Every employee in the U.S. has the right to equal treatment and pay regardless of race, gender, sexual orientation, age, disability, and religion. The employer must respect the employees’ rights even when they lay them off. Even though many employees who are fired may feel their dismissal was “wrongful,” especially if it was unwarranted, the legal term of wrongful termination is pretty narrow.
So what is considered wrongful termination and how can you know when one happens to you or someone you know? To be wrongly terminated means that you were let go from your job for an improper reason, such as in violation of federal anti-discrimination legislation or a breach of your contract.
If an employee’s color, gender, ethnicity, religion, or disability are factors in their termination, that person cannot be let go for those reasons. If an employee files a complaint with the appropriate authorities or acts as a whistleblower to expose an employer’s illegal activity, the employer cannot terminate the employee’s employment as well. It’s also unlawful to let go of the employee during an unpaid leave. These kinds of retaliatory measures are forbidden by law.
Most jobs are “at will,” meaning that workers can quit their jobs whenever they choose, for whatever reason, or without any reason at all as long as it’s not illegal. However, when it comes to terminating an employee’s contract from the employer’s side, there are major exceptions to the at-will rule and legal actions that could help you keep your employment or challenge your former company for wrongful termination. Here’s what you should know in order to protect yourself from being wrongfully terminated.
Always Know Your Rights
Knowing your rights is essential to protect yourself from wrongful termination. For example, an employee’s rights may be violated by their employer if they take unpaid time off work for reasons like illness or family emergency. In that regard, the state of California has enacted rules that govern employee leaves and the manner in which companies must respond to employee leave requests and absences. So, can an employer deny unpaid time off in California, and is there something you can do about it? Yes, depending on what’s being agreed on, they can, but if the employer agrees to it, the employee can’t be terminated during this time.

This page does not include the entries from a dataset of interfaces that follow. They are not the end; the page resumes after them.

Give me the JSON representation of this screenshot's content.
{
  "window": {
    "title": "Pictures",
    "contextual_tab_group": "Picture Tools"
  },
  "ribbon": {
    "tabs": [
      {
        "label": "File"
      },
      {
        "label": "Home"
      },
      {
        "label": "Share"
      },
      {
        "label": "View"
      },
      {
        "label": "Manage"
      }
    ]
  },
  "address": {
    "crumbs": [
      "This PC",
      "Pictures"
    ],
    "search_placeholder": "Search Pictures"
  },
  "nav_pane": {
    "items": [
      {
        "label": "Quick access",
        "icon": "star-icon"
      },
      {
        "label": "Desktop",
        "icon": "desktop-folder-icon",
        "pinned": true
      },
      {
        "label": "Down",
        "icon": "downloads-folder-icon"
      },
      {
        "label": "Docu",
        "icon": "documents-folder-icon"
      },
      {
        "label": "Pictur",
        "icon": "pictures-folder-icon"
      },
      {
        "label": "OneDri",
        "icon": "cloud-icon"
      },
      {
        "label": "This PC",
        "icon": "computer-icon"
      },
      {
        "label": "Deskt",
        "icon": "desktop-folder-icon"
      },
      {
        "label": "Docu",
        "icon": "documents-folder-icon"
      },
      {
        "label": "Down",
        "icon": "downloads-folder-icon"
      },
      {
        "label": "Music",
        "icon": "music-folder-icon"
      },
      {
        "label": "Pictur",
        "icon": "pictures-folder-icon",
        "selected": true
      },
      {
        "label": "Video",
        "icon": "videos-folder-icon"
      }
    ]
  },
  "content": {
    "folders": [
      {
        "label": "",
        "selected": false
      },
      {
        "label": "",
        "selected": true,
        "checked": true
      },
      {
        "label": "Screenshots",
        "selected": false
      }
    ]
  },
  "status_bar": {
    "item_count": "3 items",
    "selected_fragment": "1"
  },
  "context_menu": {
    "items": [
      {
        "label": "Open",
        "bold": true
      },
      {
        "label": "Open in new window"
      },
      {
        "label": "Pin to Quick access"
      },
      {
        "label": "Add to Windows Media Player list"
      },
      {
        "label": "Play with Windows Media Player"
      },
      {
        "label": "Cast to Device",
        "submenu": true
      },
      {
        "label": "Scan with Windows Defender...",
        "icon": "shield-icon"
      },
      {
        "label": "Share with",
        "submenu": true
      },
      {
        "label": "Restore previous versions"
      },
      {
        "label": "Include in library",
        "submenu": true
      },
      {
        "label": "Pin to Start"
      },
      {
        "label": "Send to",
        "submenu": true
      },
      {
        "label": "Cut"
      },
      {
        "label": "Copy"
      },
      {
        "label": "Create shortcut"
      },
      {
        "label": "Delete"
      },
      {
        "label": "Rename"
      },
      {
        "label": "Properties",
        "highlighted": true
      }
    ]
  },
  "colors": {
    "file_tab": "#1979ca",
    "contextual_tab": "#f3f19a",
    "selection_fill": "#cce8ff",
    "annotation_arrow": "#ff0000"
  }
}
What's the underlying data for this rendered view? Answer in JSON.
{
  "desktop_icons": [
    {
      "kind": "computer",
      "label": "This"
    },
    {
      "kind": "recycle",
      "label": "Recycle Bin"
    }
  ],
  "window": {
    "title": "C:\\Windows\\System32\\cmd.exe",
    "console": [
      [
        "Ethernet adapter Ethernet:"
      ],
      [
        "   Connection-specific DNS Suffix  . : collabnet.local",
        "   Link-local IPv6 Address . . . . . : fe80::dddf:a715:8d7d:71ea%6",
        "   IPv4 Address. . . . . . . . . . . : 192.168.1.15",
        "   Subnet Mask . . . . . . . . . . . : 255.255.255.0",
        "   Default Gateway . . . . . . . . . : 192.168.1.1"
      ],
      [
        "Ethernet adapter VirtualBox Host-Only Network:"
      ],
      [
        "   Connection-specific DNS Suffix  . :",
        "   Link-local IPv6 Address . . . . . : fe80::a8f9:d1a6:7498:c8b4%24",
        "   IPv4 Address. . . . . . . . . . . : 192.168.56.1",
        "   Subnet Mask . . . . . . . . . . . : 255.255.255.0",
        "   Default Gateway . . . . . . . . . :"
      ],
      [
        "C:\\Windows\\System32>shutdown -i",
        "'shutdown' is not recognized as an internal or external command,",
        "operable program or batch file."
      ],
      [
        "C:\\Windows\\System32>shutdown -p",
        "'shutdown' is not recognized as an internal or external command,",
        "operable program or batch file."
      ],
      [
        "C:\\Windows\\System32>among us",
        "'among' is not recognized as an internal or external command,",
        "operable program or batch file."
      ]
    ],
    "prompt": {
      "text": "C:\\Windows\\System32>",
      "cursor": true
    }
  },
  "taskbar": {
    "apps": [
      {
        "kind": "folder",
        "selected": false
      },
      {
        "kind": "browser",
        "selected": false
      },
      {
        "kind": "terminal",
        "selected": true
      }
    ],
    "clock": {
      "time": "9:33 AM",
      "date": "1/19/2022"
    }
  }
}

It’s crucial that you defend yourself if you suspect that your dismissal was unlawful and unfair. In addition to advising you on whether or not to make a claim, an employment lawyer with experience in such matters can assist you in doing so. An employment lawyer may also be able to help you recover any money you’ve lost through unemployment, severance, or damages.
Verbal Words On Paper
You are not an at-will employee if you have a formal contract or other document guaranteeing your position. The terms of your employment agreement can specify that you can be terminated only in the event of “good cause” or for other specified circumstances. You may also have assurances for your continued employment in the form of a formal offer letter or similar written document. Then you may be able to take legal action to make sure you keep your end of the bargain.
Gather Up Evidence If You Think You’ll Need Them
Nearly all cases of illegal termination involve the employer giving a falsified justification for the dismissal. In such a case, the burden shifts on the worker to demonstrate that the stated justification is untrue and that the actual justification is improper.
All too often, businesses will state that a worker was let go due to improper behavior or poor performance. Of course, if you’ve always done a fantastic job for your company and abided by their policies, this will be much less of a hassle. Gather up as much evidence as you can, including written correspondence with your superiors or HR, and copies of any memos or letters you’ve received from management addressing your performance, conduct, or disciplinary action.
You should collect anything that might be used as evidence, and you should never presume that you will be able to do so after your dismissal. Therefore, it is essential that you prepare and have your copies stored in a location from where you may get them when you are not at work. You will be able to leave in peace knowing that you have done everything in your power to secure your future if and when bad news arrives.
Keep in Touch With Your Former Colleagues
Witnesses in cases of wrongful termination typically include former coworkers. Current employees are typically unreliable or “hostile” witnesses for suing employees, which is unfortunate. This is due to the fact that current employees of the company being sued are reluctant to testify as witnesses because they fear retaliation and don’t want to cause difficulties at work.
Ex-workers, however, often provide reliable witnesses for accused employees in such cases. This is because ex-employees have less of a reason to hold back their true feelings and opinions when discussing their previous employer. This is why it’s wise to keep in touch with reputable previous workers.
It’s upsetting to lose your job for no apparent reason, and even more so if you suspect foul play was involved. If you were fired for an unfair reason, it was a wrongful termination. In some cases, the employer will use false information to make the employee look like the one at fault for the dismissal. You need to hire a professional lawyer to help you defend your rights and prove your innocence by gathering sufficient written evidence. In order to have enough witnesses, it is essential that you maintain your good behavior and cordial relationships with former coworkers.